[Website and app data records]

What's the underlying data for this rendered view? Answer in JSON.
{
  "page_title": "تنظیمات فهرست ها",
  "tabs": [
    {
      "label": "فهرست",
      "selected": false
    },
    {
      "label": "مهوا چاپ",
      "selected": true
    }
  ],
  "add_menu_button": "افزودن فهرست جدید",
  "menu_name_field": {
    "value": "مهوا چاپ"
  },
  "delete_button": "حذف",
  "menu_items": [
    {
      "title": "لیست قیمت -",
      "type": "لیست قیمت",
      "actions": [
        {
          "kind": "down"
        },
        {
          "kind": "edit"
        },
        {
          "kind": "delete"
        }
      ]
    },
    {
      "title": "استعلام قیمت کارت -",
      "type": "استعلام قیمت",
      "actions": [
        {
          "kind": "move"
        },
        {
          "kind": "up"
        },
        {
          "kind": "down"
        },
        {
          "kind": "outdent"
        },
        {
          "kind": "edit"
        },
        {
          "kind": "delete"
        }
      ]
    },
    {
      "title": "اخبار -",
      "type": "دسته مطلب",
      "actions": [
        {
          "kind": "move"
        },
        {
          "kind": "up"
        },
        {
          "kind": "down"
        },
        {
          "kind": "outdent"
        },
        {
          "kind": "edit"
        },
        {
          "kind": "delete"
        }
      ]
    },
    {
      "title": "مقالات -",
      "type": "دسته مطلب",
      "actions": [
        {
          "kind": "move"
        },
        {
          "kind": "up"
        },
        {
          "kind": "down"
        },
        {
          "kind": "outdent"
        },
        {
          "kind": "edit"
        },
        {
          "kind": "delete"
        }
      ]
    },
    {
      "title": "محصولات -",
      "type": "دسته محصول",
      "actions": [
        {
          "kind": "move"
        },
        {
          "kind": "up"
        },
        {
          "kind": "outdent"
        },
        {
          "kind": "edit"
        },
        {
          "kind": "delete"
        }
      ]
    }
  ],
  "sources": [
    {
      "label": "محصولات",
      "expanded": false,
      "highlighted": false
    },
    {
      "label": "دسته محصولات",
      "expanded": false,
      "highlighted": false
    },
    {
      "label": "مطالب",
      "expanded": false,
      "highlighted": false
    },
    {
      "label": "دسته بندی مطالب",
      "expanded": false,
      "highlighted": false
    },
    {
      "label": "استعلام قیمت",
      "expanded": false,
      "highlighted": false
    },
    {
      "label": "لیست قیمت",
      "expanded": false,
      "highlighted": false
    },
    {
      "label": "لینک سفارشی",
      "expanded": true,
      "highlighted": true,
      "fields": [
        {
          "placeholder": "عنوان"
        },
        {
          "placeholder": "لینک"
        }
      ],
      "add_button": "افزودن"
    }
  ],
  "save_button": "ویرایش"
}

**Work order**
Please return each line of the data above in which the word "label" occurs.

**Solution to this task**
      "label": "فهرست",
      "label": "مهوا چاپ",
      "label": "محصولات",
      "label": "دسته محصولات",
      "label": "مطالب",
      "label": "دسته بندی مطالب",
      "label": "استعلام قیمت",
      "label": "لیست قیمت",
      "label": "لینک سفارشی",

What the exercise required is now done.